the scientific study of the interactions betweenorganisms and the environment.
the long-term, prevailing weather conditions in a given area.
patterns n the global, regional and landscape level.
very fine, localized patterns such as those encountered by the community of organismsthat live in teh microhabitat beneath a follen log.
nonliving factors, the chiemical and physical attributes that influence the distribution and abundace of organisms.
living factors, similarly influence the distribution and anbundace of life on Earth.
major life zomes characterized by vegetation typeor by the physical environment.
a plot of the annual mean temperature and precipitaion oin a particular region.
the area of intergradation.
the low-tree layer,the shrub understory, the ground layer of herbaceous plants, the forest floor and the root layer.
an event such as a storm,fire ro human activityu that changes a community, removing organisms from it and altering resource availability.
A narrow stratum of rapid temperature change in the ocean and in many temperate-zone lakes
the mixing of waters as a result of changing water-temperature profiles in a lake
the movement of individuals away from their area of origin or from centers of high population density
of or relating to the region of the sea over the continental shelf which is less than 200 meters deep
the wide part of a river where it nears the sea
the region of the shore of a lake or sea or ocean
nutrient-poor and generally oxygen rich
a vast, level, treeless plain in the arctic regions. The ground beneath the surface of the tundras is frozen even in summeril
collection of all the organisms that live in a particular place, together with their nonliving environment
(ecology) a group of interdependent organisms inhabiting the same region and interacting with each other
a group of individuals of the same species living in an area.
regions between 23.5° N latitude and 23.5° S latitude; warmest temperature zones on Earth
precipitation such as rain, sleet, hail, and snow that contains a high amount of acid
an organism that makes its own food
organisms that cannot make their own food and must feed on other organisms for energy and nutrients
any animal that feeds on flesh
any animal that feeds chiefly on grass and other plants
an animal that feeds on both animal and vegetable substances
the diversity of plant and animal life in a particular habitat (or in the world as a whole)
a major biotic community characterized by the dominant forms of plant life and the prevailing climate
largest number of individuals of a population that a environment can support
The process of stripping the land of its trees.
coming into existence
first species to populate an area during primary succession
succession that occurs on surfaces where no soil exists
Organism that feeds only on primary consumers. Compare detritivore, omnivore, primary consumer.
a scavenger, such as an earthworm, that feeds on dead plant and animal matter
an organism that makes its own food
An herbivore; an organism in the trophic level of an ecosystem that eats plants or algae
step in the movement of energy through an ecosystem; an organism's feeding status in an ecosystem.
(ecology) a community of organisms where there are several interrelated food chains
(ecology) a community of organisms where each member is eaten in turn by another member
the technology of preparing recombinant DNA in vitro by cutting up DNA molecules and splicing together fragments from more than one organism
practice of classifying plants and animals according to their presumed natural relationships

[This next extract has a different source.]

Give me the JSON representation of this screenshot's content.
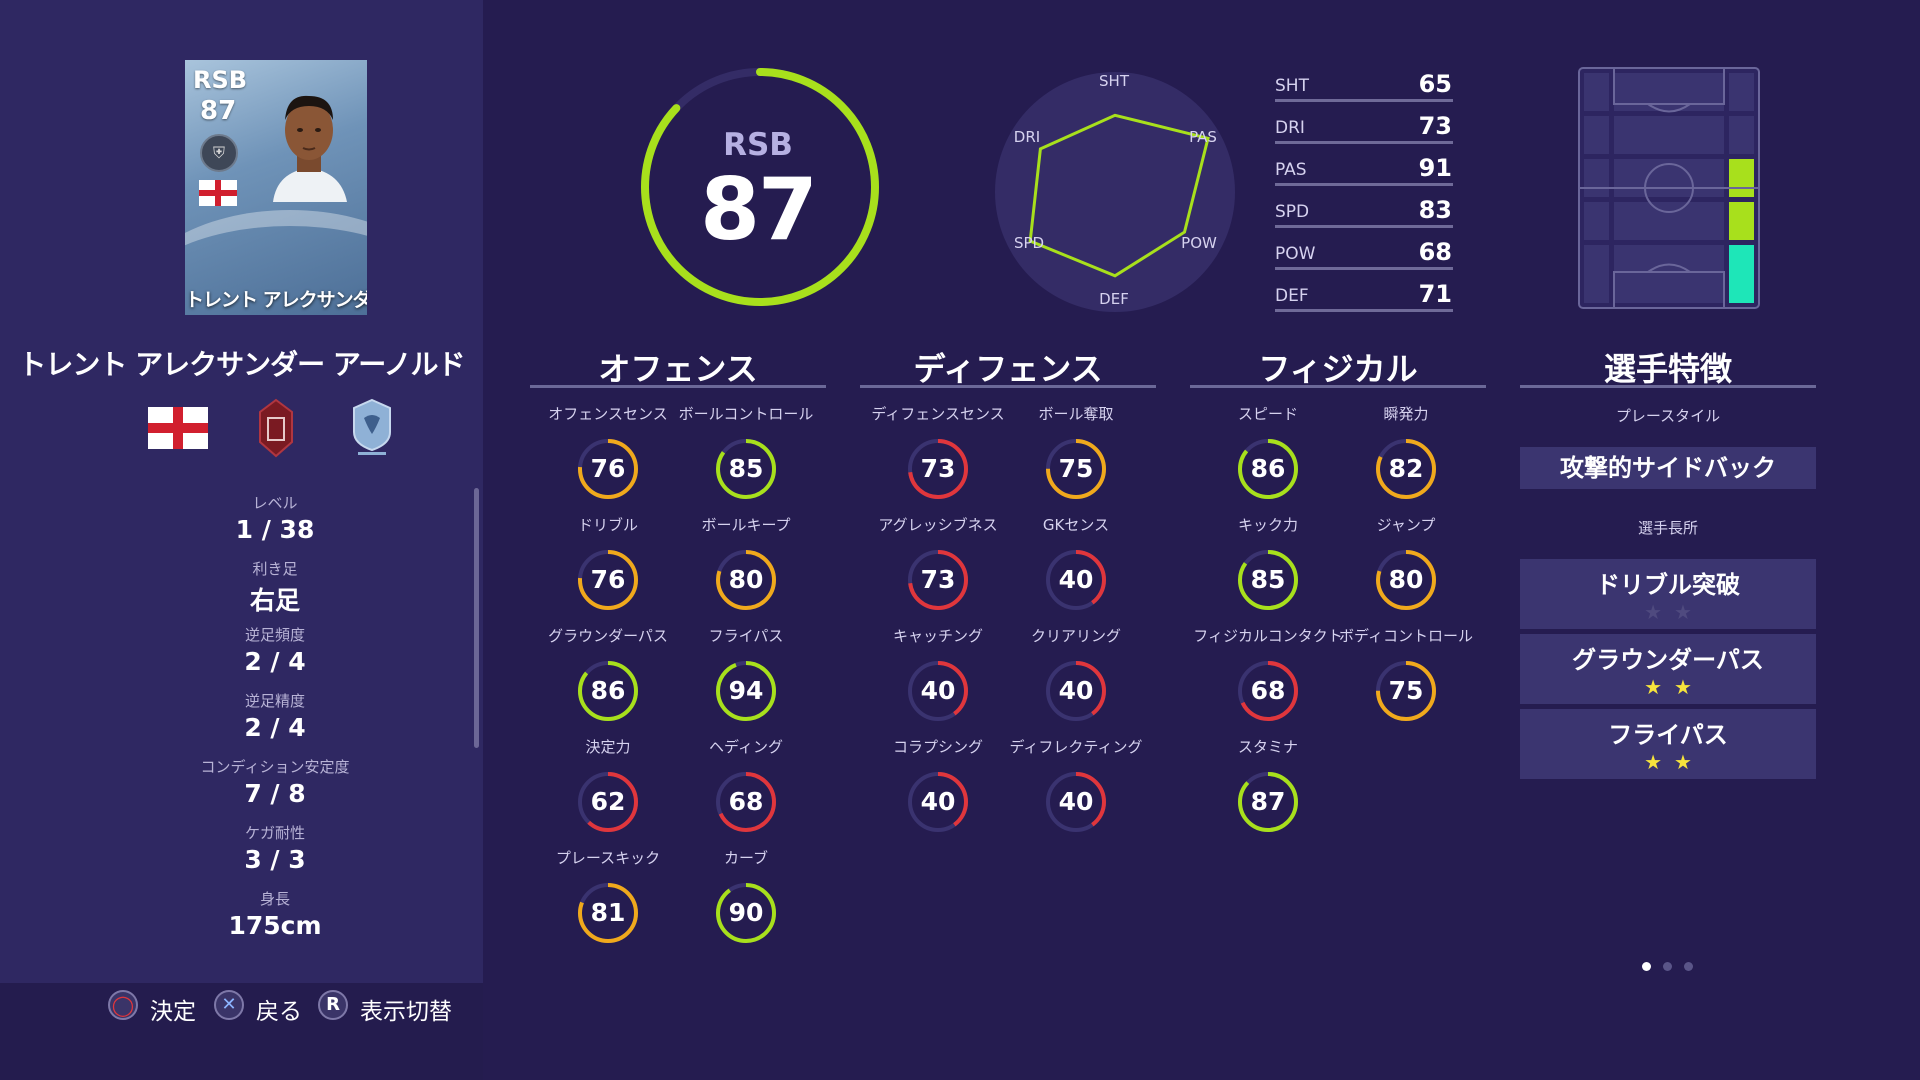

a classification grouping that contains similar, closely related organisms
one of seven biological categories: Monera or Protoctista or Plantae or Fungi or Animalia
the total mass of living matter in a given unit area
The process by which a new species evolves from a prior species, the most basic process in macroevolution.
the relation between two different species of organisms that are interdependent